• Goal of the exercise
In the data below, work out how many lines include the string "fish". Only the number should be given.

Element data from apps and pages
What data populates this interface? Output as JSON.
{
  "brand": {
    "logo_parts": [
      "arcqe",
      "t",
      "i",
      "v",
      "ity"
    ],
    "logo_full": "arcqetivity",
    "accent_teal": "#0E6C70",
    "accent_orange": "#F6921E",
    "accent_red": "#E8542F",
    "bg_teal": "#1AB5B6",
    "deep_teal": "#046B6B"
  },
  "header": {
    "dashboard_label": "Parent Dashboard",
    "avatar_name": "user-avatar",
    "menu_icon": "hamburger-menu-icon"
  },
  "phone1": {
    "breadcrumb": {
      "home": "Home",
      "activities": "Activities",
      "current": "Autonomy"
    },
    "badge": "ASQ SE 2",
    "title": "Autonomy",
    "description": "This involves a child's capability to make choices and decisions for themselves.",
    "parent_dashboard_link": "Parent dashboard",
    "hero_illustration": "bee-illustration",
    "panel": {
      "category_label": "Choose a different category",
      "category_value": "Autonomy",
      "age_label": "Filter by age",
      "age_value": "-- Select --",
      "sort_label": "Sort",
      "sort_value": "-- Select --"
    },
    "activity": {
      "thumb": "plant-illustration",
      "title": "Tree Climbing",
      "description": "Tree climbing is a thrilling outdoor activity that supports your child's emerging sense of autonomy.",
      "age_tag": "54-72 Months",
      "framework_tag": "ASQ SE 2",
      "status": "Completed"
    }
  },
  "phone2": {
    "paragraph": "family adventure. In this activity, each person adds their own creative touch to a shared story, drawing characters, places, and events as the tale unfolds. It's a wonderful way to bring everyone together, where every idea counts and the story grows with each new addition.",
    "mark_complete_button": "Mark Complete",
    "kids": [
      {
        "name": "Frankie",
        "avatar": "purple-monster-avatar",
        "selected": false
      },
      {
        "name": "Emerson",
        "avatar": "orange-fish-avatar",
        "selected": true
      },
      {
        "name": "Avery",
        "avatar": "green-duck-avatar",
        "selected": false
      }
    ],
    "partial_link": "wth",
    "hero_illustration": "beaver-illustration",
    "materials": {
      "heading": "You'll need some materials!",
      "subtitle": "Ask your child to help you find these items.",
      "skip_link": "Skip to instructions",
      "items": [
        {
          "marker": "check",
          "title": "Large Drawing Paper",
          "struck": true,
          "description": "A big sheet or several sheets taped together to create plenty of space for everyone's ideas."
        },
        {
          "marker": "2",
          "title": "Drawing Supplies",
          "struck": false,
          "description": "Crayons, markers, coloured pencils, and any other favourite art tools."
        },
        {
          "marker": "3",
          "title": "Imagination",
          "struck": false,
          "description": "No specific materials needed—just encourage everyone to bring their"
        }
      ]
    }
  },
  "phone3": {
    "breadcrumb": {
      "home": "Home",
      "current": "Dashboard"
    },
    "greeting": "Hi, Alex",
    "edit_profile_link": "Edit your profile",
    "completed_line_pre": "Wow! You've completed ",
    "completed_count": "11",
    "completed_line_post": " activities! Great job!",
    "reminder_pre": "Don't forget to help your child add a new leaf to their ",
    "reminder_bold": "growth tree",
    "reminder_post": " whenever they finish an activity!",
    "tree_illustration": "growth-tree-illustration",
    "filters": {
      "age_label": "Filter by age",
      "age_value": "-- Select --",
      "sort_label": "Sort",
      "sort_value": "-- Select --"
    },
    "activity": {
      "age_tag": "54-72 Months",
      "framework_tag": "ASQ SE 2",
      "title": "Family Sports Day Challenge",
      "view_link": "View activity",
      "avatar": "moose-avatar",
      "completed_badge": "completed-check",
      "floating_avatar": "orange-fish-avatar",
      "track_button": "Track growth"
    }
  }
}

• Reply to the task
2